2 mins read

Tax Credit for Energy Efficient Improvements

Implementing energy-efficient improvements in your home not only helps the environment, but it keeps your wallet filled too. Along with long-term energy savings, you will save money through tax credits. The federal government actively promotes its energy-efficiency tax-credit programs to lead American homes toward increased energy efficiency.

3 mins read

10 Energy-Saving Laundry Tips

The never-ending pile of laundry also drives up energy consumption in the home. Simple changes to your laundry washing and drying routine mean less energy used. This translates to more money saved, a benefit everyone can appreciate. Eco-friendly and budget-friendly laundry techniques don’t require much extra effort or time, making them fit into a family’s busy lifestyle.

3 mins read

Ways to Save on Your Energy Bill

Utility bills add up to an average of $1,900 for most families in the U.S., according to the U.S. Department of Energy. Lowering your utility bills gives you more money in the budget for other expenses while benefiting the environment by conserving fossil fuels. Some energy-reducing strategies are simple to begin immediately, while others take some time and upfront investment.

3 mins read

Going Green With Renewable Energy
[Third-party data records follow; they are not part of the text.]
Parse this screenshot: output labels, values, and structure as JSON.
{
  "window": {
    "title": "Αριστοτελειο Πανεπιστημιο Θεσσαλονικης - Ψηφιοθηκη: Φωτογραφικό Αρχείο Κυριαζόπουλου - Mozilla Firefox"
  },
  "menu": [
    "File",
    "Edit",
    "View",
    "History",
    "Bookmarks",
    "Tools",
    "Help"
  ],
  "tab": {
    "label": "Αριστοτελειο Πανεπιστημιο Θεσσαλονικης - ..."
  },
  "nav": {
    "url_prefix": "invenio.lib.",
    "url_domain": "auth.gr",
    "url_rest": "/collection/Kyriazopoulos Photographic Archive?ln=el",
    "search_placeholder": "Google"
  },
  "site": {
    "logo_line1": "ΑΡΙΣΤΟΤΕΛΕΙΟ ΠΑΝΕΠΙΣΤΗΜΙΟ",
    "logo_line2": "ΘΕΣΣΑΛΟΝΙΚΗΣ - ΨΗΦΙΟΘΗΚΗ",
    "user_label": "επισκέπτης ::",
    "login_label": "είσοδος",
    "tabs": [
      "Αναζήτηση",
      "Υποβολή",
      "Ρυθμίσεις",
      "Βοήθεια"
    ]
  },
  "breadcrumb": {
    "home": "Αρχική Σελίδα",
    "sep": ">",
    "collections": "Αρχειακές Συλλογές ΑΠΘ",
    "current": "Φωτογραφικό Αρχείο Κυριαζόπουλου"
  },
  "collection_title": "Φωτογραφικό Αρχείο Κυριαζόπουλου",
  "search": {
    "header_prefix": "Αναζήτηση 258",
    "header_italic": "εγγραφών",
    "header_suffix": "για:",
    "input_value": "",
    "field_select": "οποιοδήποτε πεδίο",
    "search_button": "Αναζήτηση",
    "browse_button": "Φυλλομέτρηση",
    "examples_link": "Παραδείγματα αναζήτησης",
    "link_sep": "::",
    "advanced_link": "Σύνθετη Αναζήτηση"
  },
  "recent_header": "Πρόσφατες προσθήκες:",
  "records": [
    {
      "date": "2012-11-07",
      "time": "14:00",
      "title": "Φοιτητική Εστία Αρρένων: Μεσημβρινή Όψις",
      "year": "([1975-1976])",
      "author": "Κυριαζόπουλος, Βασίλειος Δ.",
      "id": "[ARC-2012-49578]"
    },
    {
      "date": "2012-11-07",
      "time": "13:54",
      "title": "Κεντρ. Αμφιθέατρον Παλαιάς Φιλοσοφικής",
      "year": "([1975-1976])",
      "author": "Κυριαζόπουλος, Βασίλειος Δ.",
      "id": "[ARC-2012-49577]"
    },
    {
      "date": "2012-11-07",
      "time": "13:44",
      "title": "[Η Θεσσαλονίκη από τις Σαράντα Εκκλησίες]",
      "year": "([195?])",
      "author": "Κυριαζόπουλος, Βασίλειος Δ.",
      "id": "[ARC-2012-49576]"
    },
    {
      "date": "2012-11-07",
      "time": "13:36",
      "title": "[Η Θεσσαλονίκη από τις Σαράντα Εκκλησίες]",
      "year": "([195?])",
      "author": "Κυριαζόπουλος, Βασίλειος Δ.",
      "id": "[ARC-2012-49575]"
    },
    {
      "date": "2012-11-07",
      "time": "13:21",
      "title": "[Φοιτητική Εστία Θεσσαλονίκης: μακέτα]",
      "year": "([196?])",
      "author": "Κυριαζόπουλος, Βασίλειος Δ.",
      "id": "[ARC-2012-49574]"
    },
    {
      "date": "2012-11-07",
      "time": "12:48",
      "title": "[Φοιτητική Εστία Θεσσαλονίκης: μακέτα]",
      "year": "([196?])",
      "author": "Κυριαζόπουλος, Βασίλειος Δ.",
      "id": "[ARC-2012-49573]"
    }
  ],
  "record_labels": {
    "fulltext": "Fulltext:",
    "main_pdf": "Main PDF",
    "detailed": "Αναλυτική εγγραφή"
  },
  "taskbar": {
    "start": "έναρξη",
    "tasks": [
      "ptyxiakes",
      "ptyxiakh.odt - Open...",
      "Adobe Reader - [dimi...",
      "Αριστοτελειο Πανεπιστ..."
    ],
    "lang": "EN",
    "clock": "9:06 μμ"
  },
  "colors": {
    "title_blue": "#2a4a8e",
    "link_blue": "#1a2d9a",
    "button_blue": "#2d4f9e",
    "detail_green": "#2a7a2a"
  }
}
Renewable energy is sustainable. Unlike fossil fuels–which are dwindling resources that can’t be replaced–renewable energy comes from such infinite sources as the sun, earth and wind. Renewable energy is free from many of the negative environmental impacts caused by fossil fuels—namely, global warming and water pollution. Plus, renewable energy is the wave of the future. According to the US Department of Energy, the world’s available fossil fuels will be consumed in 104 years if there isn’t a global switch to renewable energy. This is a switch the world has to make. Many people are already going green with renewable energy in their homes and their lifestyles.

2 mins read

Advantages of LED Lights

LED lights, or light-emitting diodes, are an energy-efficient alternative to incandescent or fluorescent lights. They can produce three types of light: infrared, visible or near-ultraviolet, depending on the materials used. LED lights come in a wide variety of colors, including white, yellow, red, green and the less common purple, pink and blue. Some LED lights are also programmable to change colors. For this reason, they are often used as decorative lighting, such as for Christmas lights.